What this task involves
Type out every line below exactly as it reads.

(Raw data)

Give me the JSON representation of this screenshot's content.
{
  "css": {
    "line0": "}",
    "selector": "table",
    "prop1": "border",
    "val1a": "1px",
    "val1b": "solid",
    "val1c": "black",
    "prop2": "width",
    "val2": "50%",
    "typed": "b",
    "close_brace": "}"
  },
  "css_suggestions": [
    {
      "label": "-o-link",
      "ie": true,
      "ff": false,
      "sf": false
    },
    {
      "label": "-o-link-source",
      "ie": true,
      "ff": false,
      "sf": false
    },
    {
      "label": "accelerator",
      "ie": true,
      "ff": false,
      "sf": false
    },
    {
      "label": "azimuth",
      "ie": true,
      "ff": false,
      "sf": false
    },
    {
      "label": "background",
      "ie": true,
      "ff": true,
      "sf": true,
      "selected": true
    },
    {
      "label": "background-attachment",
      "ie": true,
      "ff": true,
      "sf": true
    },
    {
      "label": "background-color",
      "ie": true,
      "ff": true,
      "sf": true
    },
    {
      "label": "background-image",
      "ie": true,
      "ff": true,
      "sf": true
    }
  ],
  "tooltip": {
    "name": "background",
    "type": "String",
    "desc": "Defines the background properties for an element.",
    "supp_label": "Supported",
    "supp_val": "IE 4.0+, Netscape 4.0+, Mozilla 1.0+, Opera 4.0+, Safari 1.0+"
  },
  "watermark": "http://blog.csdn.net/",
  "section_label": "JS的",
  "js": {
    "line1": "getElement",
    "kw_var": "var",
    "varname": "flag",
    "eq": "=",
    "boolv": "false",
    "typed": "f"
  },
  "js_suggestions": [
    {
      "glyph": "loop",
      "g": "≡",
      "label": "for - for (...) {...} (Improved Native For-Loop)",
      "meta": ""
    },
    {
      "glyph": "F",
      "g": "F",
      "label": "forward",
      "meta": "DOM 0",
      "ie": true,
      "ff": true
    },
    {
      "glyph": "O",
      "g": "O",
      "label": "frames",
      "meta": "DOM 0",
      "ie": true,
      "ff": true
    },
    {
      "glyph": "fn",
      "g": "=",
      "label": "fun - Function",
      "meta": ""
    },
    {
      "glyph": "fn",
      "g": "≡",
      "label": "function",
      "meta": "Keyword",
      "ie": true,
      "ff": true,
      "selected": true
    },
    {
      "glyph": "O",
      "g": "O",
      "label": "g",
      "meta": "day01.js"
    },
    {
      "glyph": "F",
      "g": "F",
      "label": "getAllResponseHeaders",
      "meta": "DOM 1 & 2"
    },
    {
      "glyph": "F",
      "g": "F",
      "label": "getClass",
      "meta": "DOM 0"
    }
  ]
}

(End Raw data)

Exercise response
Give me the JSON representation of this screenshot's content.
{
  "css": {
    "line0": "}",
    "selector": "table",
    "prop1": "border",
    "val1a": "1px",
    "val1b": "solid",
    "val1c": "black",
    "prop2": "width",
    "val2": "50%",
    "typed": "b",
    "close_brace": "}"
  },
  "css_suggestions": [
    {
      "label": "-o-link",
      "ie": true,
      "ff": false,
      "sf": false
    },
    {
      "label": "-o-link-source",
      "ie": true,
      "ff": false,
      "sf": false
    },
    {
      "label": "accelerator",
      "ie": true,
      "ff": false,
      "sf": false
    },
    {
      "label": "azimuth",
      "ie": true,
      "ff": false,
      "sf": false
    },
    {
      "label": "background",
      "ie": true,
      "ff": true,
      "sf": true,
      "selected": true
    },
    {
      "label": "background-attachment",
      "ie": true,
      "ff": true,
      "sf": true
    },
    {
      "label": "background-color",
      "ie": true,
      "ff": true,
      "sf": true
    },
    {
      "label": "background-image",
      "ie": true,
      "ff": true,
      "sf": true
    }
  ],
  "tooltip": {
    "name": "background",
    "type": "String",
    "desc": "Defines the background properties for an element.",
    "supp_label": "Supported",
    "supp_val": "IE 4.0+, Netscape 4.0+, Mozilla 1.0+, Opera 4.0+, Safari 1.0+"
  },
  "watermark": "http://blog.csdn.net/",
  "section_label": "JS的",
  "js": {
    "line1": "getElement",
    "kw_var": "var",
    "varname": "flag",
    "eq": "=",
    "boolv": "false",
    "typed": "f"
  },
  "js_suggestions": [
    {
      "glyph": "loop",
      "g": "≡",
      "label": "for - for (...) {...} (Improved Native For-Loop)",
      "meta": ""
    },
    {
      "glyph": "F",
      "g": "F",
      "label": "forward",
      "meta": "DOM 0",
      "ie": true,
      "ff": true
    },
    {
      "glyph": "O",
      "g": "O",
      "label": "frames",
      "meta": "DOM 0",
      "ie": true,
      "ff": true
    },
    {
      "glyph": "fn",
      "g": "=",
      "label": "fun - Function",
      "meta": ""
    },
    {
      "glyph": "fn",
      "g": "≡",
      "label": "function",
      "meta": "Keyword",
      "ie": true,
      "ff": true,
      "selected": true
    },
    {
      "glyph": "O",
      "g": "O",
      "label": "g",
      "meta": "day01.js"
    },
    {
      "glyph": "F",
      "g": "F",
      "label": "getAllResponseHeaders",
      "meta": "DOM 1 & 2"
    },
    {
      "glyph": "F",
      "g": "F",
      "label": "getClass",
      "meta": "DOM 0"
    }
  ]
}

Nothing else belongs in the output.